— YOUR ASSIGNMENT —
Take the entries below and reproduce them word for word.
*** DATASET RECORDS ***
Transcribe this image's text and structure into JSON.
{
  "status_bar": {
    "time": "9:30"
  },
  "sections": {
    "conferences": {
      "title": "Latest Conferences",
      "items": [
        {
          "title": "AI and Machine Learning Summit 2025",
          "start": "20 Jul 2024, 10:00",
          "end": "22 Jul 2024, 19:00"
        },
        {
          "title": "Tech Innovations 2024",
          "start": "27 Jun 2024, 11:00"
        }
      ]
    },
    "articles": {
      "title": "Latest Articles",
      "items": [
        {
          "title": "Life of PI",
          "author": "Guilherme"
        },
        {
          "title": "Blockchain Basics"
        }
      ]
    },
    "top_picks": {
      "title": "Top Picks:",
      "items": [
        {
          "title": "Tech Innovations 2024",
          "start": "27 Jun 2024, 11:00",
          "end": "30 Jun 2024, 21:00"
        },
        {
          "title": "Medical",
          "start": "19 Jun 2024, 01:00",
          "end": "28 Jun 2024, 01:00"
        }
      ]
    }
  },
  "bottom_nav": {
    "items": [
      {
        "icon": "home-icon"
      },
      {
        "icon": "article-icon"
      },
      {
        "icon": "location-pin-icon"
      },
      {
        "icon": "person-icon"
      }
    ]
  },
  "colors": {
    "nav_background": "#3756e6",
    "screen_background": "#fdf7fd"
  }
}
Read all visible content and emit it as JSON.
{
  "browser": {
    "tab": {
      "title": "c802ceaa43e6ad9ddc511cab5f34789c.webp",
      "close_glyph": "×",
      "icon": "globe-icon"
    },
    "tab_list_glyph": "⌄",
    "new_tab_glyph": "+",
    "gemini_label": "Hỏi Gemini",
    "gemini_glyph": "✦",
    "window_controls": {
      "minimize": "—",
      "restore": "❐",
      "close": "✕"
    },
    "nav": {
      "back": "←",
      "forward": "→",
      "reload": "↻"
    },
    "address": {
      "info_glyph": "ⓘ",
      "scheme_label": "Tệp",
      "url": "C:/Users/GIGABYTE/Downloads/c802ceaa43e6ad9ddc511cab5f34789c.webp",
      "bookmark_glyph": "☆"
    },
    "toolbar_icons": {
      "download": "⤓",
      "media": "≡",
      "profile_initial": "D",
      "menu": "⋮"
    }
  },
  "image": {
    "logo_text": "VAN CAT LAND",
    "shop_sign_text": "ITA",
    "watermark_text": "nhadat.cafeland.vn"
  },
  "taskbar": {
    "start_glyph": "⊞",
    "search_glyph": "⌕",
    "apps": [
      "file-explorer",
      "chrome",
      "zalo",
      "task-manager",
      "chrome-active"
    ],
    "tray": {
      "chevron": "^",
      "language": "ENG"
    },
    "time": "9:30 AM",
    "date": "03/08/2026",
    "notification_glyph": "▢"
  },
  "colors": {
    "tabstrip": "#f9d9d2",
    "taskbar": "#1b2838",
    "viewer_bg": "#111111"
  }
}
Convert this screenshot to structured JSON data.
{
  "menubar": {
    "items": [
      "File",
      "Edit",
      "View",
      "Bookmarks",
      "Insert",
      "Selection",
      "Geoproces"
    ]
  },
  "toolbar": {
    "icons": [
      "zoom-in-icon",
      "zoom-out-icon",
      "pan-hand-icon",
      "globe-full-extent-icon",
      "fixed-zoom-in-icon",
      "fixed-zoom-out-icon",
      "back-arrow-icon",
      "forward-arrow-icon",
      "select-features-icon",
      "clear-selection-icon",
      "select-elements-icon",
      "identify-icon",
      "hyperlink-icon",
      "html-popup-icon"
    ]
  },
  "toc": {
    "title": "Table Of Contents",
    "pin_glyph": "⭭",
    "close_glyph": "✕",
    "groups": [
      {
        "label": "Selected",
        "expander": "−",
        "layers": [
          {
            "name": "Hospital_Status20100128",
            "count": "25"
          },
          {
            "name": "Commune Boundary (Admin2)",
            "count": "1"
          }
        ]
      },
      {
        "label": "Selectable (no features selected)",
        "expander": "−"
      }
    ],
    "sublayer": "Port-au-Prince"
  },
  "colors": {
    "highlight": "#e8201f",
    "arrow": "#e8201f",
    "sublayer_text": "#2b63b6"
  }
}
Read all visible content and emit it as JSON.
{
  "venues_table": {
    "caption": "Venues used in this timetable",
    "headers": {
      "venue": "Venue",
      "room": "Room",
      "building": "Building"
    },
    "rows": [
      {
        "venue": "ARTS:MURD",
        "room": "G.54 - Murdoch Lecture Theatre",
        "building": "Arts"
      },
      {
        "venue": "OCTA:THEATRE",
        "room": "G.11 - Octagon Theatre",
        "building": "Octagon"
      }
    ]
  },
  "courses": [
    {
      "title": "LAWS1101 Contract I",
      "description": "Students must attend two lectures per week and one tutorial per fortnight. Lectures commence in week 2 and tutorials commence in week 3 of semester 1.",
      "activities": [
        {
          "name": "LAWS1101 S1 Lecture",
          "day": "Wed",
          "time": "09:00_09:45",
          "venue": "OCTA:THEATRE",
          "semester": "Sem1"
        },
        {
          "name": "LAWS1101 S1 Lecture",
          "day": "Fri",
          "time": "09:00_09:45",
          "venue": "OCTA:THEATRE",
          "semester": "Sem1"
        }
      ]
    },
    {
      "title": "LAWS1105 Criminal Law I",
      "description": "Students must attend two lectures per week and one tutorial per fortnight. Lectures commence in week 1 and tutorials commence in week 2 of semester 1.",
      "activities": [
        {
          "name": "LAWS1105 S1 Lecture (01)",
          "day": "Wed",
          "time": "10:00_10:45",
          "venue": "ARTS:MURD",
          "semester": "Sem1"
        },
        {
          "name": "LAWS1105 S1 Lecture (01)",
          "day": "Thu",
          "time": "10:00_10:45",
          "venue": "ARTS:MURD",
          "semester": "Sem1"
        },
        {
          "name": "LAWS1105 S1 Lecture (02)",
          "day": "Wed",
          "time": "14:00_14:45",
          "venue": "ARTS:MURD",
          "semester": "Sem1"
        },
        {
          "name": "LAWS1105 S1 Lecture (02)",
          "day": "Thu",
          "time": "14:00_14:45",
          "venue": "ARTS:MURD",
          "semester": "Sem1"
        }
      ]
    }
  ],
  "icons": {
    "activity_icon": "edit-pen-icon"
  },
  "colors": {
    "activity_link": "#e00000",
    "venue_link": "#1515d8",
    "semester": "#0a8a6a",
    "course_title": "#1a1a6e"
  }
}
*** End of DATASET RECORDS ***
— WRITTEN ANSWER —
Transcribe this image's text and structure into JSON.
{
  "status_bar": {
    "time": "9:30"
  },
  "sections": {
    "conferences": {
      "title": "Latest Conferences",
      "items": [
        {
          "title": "AI and Machine Learning Summit 2025",
          "start": "20 Jul 2024, 10:00",
          "end": "22 Jul 2024, 19:00"
        },
        {
          "title": "Tech Innovations 2024",
          "start": "27 Jun 2024, 11:00"
        }
      ]
    },
    "articles": {
      "title": "Latest Articles",
      "items": [
        {
          "title": "Life of PI",
          "author": "Guilherme"
        },
        {
          "title": "Blockchain Basics"
        }
      ]
    },
    "top_picks": {
      "title": "Top Picks:",
      "items": [
        {
          "title": "Tech Innovations 2024",
          "start": "27 Jun 2024, 11:00",
          "end": "30 Jun 2024, 21:00"
        },
        {
          "title": "Medical",
          "start": "19 Jun 2024, 01:00",
          "end": "28 Jun 2024, 01:00"
        }
      ]
    }
  },
  "bottom_nav": {
    "items": [
      {
        "icon": "home-icon"
      },
      {
        "icon": "article-icon"
      },
      {
        "icon": "location-pin-icon"
      },
      {
        "icon": "person-icon"
      }
    ]
  },
  "colors": {
    "nav_background": "#3756e6",
    "screen_background": "#fdf7fd"
  }
}
Read all visible content and emit it as JSON.
{
  "browser": {
    "tab": {
      "title": "c802ceaa43e6ad9ddc511cab5f34789c.webp",
      "close_glyph": "×",
      "icon": "globe-icon"
    },
    "tab_list_glyph": "⌄",
    "new_tab_glyph": "+",
    "gemini_label": "Hỏi Gemini",
    "gemini_glyph": "✦",
    "window_controls": {
      "minimize": "—",
      "restore": "❐",
      "close": "✕"
    },
    "nav": {
      "back": "←",
      "forward": "→",
      "reload": "↻"
    },
    "address": {
      "info_glyph": "ⓘ",
      "scheme_label": "Tệp",
      "url": "C:/Users/GIGABYTE/Downloads/c802ceaa43e6ad9ddc511cab5f34789c.webp",
      "bookmark_glyph": "☆"
    },
    "toolbar_icons": {
      "download": "⤓",
      "media": "≡",
      "profile_initial": "D",
      "menu": "⋮"
    }
  },
  "image": {
    "logo_text": "VAN CAT LAND",
    "shop_sign_text": "ITA",
    "watermark_text": "nhadat.cafeland.vn"
  },
  "taskbar": {
    "start_glyph": "⊞",
    "search_glyph": "⌕",
    "apps": [
      "file-explorer",
      "chrome",
      "zalo",
      "task-manager",
      "chrome-active"
    ],
    "tray": {
      "chevron": "^",
      "language": "ENG"
    },
    "time": "9:30 AM",
    "date": "03/08/2026",
    "notification_glyph": "▢"
  },
  "colors": {
    "tabstrip": "#f9d9d2",
    "taskbar": "#1b2838",
    "viewer_bg": "#111111"
  }
}
Convert this screenshot to structured JSON data.
{
  "menubar": {
    "items": [
      "File",
      "Edit",
      "View",
      "Bookmarks",
      "Insert",
      "Selection",
      "Geoproces"
    ]
  },
  "toolbar": {
    "icons": [
      "zoom-in-icon",
      "zoom-out-icon",
      "pan-hand-icon",
      "globe-full-extent-icon",
      "fixed-zoom-in-icon",
      "fixed-zoom-out-icon",
      "back-arrow-icon",
      "forward-arrow-icon",
      "select-features-icon",
      "clear-selection-icon",
      "select-elements-icon",
      "identify-icon",
      "hyperlink-icon",
      "html-popup-icon"
    ]
  },
  "toc": {
    "title": "Table Of Contents",
    "pin_glyph": "⭭",
    "close_glyph": "✕",
    "groups": [
      {
        "label": "Selected",
        "expander": "−",
        "layers": [
          {
            "name": "Hospital_Status20100128",
            "count": "25"
          },
          {
            "name": "Commune Boundary (Admin2)",
            "count": "1"
          }
        ]
      },
      {
        "label": "Selectable (no features selected)",
        "expander": "−"
      }
    ],
    "sublayer": "Port-au-Prince"
  },
  "colors": {
    "highlight": "#e8201f",
    "arrow": "#e8201f",
    "sublayer_text": "#2b63b6"
  }
}
Read all visible content and emit it as JSON.
{
  "venues_table": {
    "caption": "Venues used in this timetable",
    "headers": {
      "venue": "Venue",
      "room": "Room",
      "building": "Building"
    },
    "rows": [
      {
        "venue": "ARTS:MURD",
        "room": "G.54 - Murdoch Lecture Theatre",
        "building": "Arts"
      },
      {
        "venue": "OCTA:THEATRE",
        "room": "G.11 - Octagon Theatre",
        "building": "Octagon"
      }
    ]
  },
  "courses": [
    {
      "title": "LAWS1101 Contract I",
      "description": "Students must attend two lectures per week and one tutorial per fortnight. Lectures commence in week 2 and tutorials commence in week 3 of semester 1.",
      "activities": [
        {
          "name": "LAWS1101 S1 Lecture",
          "day": "Wed",
          "time": "09:00_09:45",
          "venue": "OCTA:THEATRE",
          "semester": "Sem1"
        },
        {
          "name": "LAWS1101 S1 Lecture",
          "day": "Fri",
          "time": "09:00_09:45",
          "venue": "OCTA:THEATRE",
          "semester": "Sem1"
        }
      ]
    },
    {
      "title": "LAWS1105 Criminal Law I",
      "description": "Students must attend two lectures per week and one tutorial per fortnight. Lectures commence in week 1 and tutorials commence in week 2 of semester 1.",
      "activities": [
        {
          "name": "LAWS1105 S1 Lecture (01)",
          "day": "Wed",
          "time": "10:00_10:45",
          "venue": "ARTS:MURD",
          "semester": "Sem1"
        },
        {
          "name": "LAWS1105 S1 Lecture (01)",
          "day": "Thu",
          "time": "10:00_10:45",
          "venue": "ARTS:MURD",
          "semester": "Sem1"
        },
        {
          "name": "LAWS1105 S1 Lecture (02)",
          "day": "Wed",
          "time": "14:00_14:45",
          "venue": "ARTS:MURD",
          "semester": "Sem1"
        },
        {
          "name": "LAWS1105 S1 Lecture (02)",
          "day": "Thu",
          "time": "14:00_14:45",
          "venue": "ARTS:MURD",
          "semester": "Sem1"
        }
      ]
    }
  ],
  "icons": {
    "activity_icon": "edit-pen-icon"
  },
  "colors": {
    "activity_link": "#e00000",
    "venue_link": "#1515d8",
    "semester": "#0a8a6a",
    "course_title": "#1a1a6e"
  }
}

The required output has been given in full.